How it works: The building has a single point of entry and exit. When a person arrives at the AOC for work, they are stopped at a safe distance away to be screened. There is a board with COVID-19 information, health and safety tips, and the color of the day.  A trained screener asks them to read the health-screening questionnaire to themselves and respond yes or no to the questions.

If they answer yes to any of the questions, they are directed to call the nurse advice line and their leadership and instructed to go home. If they answer no, their temperature is taken and they are given a color of the day sticker for expedited building re-entry. Finally, they are prompted to use hand sanitizer before touching the door handle to enter the building.

“The 613th's top two priorities are combat capability and Airmen and families and this screening process gets at the heart of them both,” said Col. Jason Rueschhoff, 613th AOC commander. “I am extremely proud of the team’s efforts, urgency, and thoroughness in keeping our AOC safe, healthy, and mission ready.”

Overall, the five-minute process is a simple, effective and important step to ensure the AOC’s 24/7, 365-day mission continues while keeping everyone safe and healthy.

“Everyone from Airmen to Colonel are being screened,” Kenneke said. “It’s been an interesting experience because we’ve had complete buy-in at all levels. Everyone is bringing new ideas and giving feedback in order to make this process work. It’s been amazing to see.”

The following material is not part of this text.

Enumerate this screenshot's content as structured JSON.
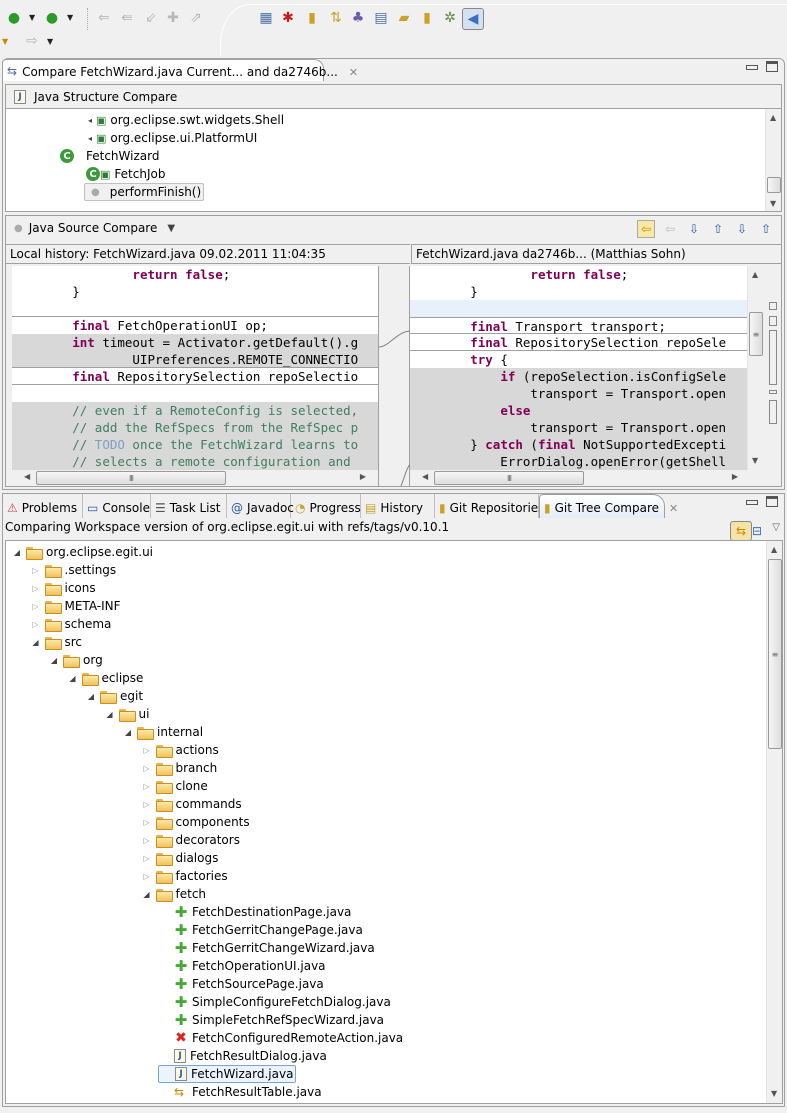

The screening process has grown and evolved since the AOC implemented it about two weeks ago. For example, the screeners previously asked the questions verbally. Now the questions are printed out for those being screened to read themselves.

“It helps eliminate that human error and minimize transmission. This process is very hands off which is exactly what we want,” said Jonathan Portis, 613th AOC AECT Aeromedical Evacuation planner. “This is definitely a challenging time but this is hazard prevention at its best. Self-distancing is incredibly effective, but if you have to come in to work it’s good to keep it to mission essential personnel to decrease that work density.”

Supervisors also have, and have always had, the power to give their Airmen 24-hour quarters if they deem it necessary, noted Portis.

Since the implementation of the new health screening process, Kenneke has been contacted by other units around the base to help come up with ways to keep their own work areas safe.

“This isn’t just a single unit effort,” Kenneke said. “This is an Air Force-wide, nationwide, worldwide effort to maintain mission ready status. It takes an entire team to keep our Airmen protected and continue the mission.”